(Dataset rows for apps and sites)

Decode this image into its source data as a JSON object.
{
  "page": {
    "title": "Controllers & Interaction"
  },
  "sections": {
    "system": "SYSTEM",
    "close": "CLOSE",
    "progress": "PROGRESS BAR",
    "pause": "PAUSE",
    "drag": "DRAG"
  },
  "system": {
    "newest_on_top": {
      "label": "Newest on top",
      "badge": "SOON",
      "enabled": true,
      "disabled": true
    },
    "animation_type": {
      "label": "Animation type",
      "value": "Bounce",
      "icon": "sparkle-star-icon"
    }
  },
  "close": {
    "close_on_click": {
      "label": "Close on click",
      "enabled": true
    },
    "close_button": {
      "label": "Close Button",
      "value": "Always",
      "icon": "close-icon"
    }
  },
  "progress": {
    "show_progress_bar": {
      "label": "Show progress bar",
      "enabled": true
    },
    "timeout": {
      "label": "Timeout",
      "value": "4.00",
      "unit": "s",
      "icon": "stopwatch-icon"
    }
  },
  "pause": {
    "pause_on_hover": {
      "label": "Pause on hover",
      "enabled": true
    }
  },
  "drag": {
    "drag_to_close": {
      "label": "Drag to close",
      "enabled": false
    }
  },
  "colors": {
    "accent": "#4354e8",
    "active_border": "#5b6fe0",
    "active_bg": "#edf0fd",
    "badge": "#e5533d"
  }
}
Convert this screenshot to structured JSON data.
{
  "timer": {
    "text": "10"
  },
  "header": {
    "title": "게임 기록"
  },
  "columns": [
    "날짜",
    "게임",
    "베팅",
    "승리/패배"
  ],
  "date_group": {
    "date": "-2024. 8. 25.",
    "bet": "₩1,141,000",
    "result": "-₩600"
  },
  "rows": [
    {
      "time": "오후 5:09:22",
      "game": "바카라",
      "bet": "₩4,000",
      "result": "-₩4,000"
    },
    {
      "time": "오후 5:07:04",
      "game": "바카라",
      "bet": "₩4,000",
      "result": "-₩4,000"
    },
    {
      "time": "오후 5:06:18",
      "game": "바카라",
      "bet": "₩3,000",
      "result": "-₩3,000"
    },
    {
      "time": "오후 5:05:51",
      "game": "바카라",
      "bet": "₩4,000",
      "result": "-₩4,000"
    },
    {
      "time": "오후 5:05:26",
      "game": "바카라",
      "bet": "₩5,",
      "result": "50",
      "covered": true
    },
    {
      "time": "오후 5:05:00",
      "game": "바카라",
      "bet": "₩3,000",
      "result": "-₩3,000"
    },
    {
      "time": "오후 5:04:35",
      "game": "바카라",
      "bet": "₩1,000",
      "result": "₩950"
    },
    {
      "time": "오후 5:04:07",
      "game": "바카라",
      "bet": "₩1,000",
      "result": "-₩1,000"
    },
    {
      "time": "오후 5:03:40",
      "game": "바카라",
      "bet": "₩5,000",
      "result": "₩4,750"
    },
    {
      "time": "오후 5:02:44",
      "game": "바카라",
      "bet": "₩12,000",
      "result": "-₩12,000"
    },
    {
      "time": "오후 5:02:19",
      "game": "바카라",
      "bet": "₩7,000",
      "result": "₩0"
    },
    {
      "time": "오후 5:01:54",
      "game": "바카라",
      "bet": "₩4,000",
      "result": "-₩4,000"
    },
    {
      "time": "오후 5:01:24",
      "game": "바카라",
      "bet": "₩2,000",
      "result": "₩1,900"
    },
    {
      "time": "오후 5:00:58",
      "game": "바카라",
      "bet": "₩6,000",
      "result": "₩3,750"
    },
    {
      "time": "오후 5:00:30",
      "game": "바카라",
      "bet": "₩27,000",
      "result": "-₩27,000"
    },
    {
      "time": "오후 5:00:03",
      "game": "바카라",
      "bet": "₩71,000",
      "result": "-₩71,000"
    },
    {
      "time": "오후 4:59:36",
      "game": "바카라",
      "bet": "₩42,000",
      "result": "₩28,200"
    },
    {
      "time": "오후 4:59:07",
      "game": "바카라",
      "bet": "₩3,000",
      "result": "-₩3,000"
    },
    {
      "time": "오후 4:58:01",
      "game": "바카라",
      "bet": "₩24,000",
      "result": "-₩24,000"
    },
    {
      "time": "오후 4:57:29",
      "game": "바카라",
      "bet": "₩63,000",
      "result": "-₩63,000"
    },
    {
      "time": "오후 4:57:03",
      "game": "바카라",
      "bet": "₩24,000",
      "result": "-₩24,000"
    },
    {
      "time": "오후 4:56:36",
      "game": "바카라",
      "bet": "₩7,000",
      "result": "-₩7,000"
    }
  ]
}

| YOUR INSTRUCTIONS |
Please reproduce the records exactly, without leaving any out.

| REPLY |
Decode this image into its source data as a JSON object.
{
  "page": {
    "title": "Controllers & Interaction"
  },
  "sections": {
    "system": "SYSTEM",
    "close": "CLOSE",
    "progress": "PROGRESS BAR",
    "pause": "PAUSE",
    "drag": "DRAG"
  },
  "system": {
    "newest_on_top": {
      "label": "Newest on top",
      "badge": "SOON",
      "enabled": true,
      "disabled": true
    },
    "animation_type": {
      "label": "Animation type",
      "value": "Bounce",
      "icon": "sparkle-star-icon"
    }
  },
  "close": {
    "close_on_click": {
      "label": "Close on click",
      "enabled": true
    },
    "close_button": {
      "label": "Close Button",
      "value": "Always",
      "icon": "close-icon"
    }
  },
  "progress": {
    "show_progress_bar": {
      "label": "Show progress bar",
      "enabled": true
    },
    "timeout": {
      "label": "Timeout",
      "value": "4.00",
      "unit": "s",
      "icon": "stopwatch-icon"
    }
  },
  "pause": {
    "pause_on_hover": {
      "label": "Pause on hover",
      "enabled": true
    }
  },
  "drag": {
    "drag_to_close": {
      "label": "Drag to close",
      "enabled": false
    }
  },
  "colors": {
    "accent": "#4354e8",
    "active_border": "#5b6fe0",
    "active_bg": "#edf0fd",
    "badge": "#e5533d"
  }
}
Convert this screenshot to structured JSON data.
{
  "timer": {
    "text": "10"
  },
  "header": {
    "title": "게임 기록"
  },
  "columns": [
    "날짜",
    "게임",
    "베팅",
    "승리/패배"
  ],
  "date_group": {
    "date": "-2024. 8. 25.",
    "bet": "₩1,141,000",
    "result": "-₩600"
  },
  "rows": [
    {
      "time": "오후 5:09:22",
      "game": "바카라",
      "bet": "₩4,000",
      "result": "-₩4,000"
    },
    {
      "time": "오후 5:07:04",
      "game": "바카라",
      "bet": "₩4,000",
      "result": "-₩4,000"
    },
    {
      "time": "오후 5:06:18",
      "game": "바카라",
      "bet": "₩3,000",
      "result": "-₩3,000"
    },
    {
      "time": "오후 5:05:51",
      "game": "바카라",
      "bet": "₩4,000",
      "result": "-₩4,000"
    },
    {
      "time": "오후 5:05:26",
      "game": "바카라",
      "bet": "₩5,",
      "result": "50",
      "covered": true
    },
    {
      "time": "오후 5:05:00",
      "game": "바카라",
      "bet": "₩3,000",
      "result": "-₩3,000"
    },
    {
      "time": "오후 5:04:35",
      "game": "바카라",
      "bet": "₩1,000",
      "result": "₩950"
    },
    {
      "time": "오후 5:04:07",
      "game": "바카라",
      "bet": "₩1,000",
      "result": "-₩1,000"
    },
    {
      "time": "오후 5:03:40",
      "game": "바카라",
      "bet": "₩5,000",
      "result": "₩4,750"
    },
    {
      "time": "오후 5:02:44",
      "game": "바카라",
      "bet": "₩12,000",
      "result": "-₩12,000"
    },
    {
      "time": "오후 5:02:19",
      "game": "바카라",
      "bet": "₩7,000",
      "result": "₩0"
    },
    {
      "time": "오후 5:01:54",
      "game": "바카라",
      "bet": "₩4,000",
      "result": "-₩4,000"
    },
    {
      "time": "오후 5:01:24",
      "game": "바카라",
      "bet": "₩2,000",
      "result": "₩1,900"
    },
    {
      "time": "오후 5:00:58",
      "game": "바카라",
      "bet": "₩6,000",
      "result": "₩3,750"
    },
    {
      "time": "오후 5:00:30",
      "game": "바카라",
      "bet": "₩27,000",
      "result": "-₩27,000"
    },
    {
      "time": "오후 5:00:03",
      "game": "바카라",
      "bet": "₩71,000",
      "result": "-₩71,000"
    },
    {
      "time": "오후 4:59:36",
      "game": "바카라",
      "bet": "₩42,000",
      "result": "₩28,200"
    },
    {
      "time": "오후 4:59:07",
      "game": "바카라",
      "bet": "₩3,000",
      "result": "-₩3,000"
    },
    {
      "time": "오후 4:58:01",
      "game": "바카라",
      "bet": "₩24,000",
      "result": "-₩24,000"
    },
    {
      "time": "오후 4:57:29",
      "game": "바카라",
      "bet": "₩63,000",
      "result": "-₩63,000"
    },
    {
      "time": "오후 4:57:03",
      "game": "바카라",
      "bet": "₩24,000",
      "result": "-₩24,000"
    },
    {
      "time": "오후 4:56:36",
      "game": "바카라",
      "bet": "₩7,000",
      "result": "-₩7,000"
    }
  ]
}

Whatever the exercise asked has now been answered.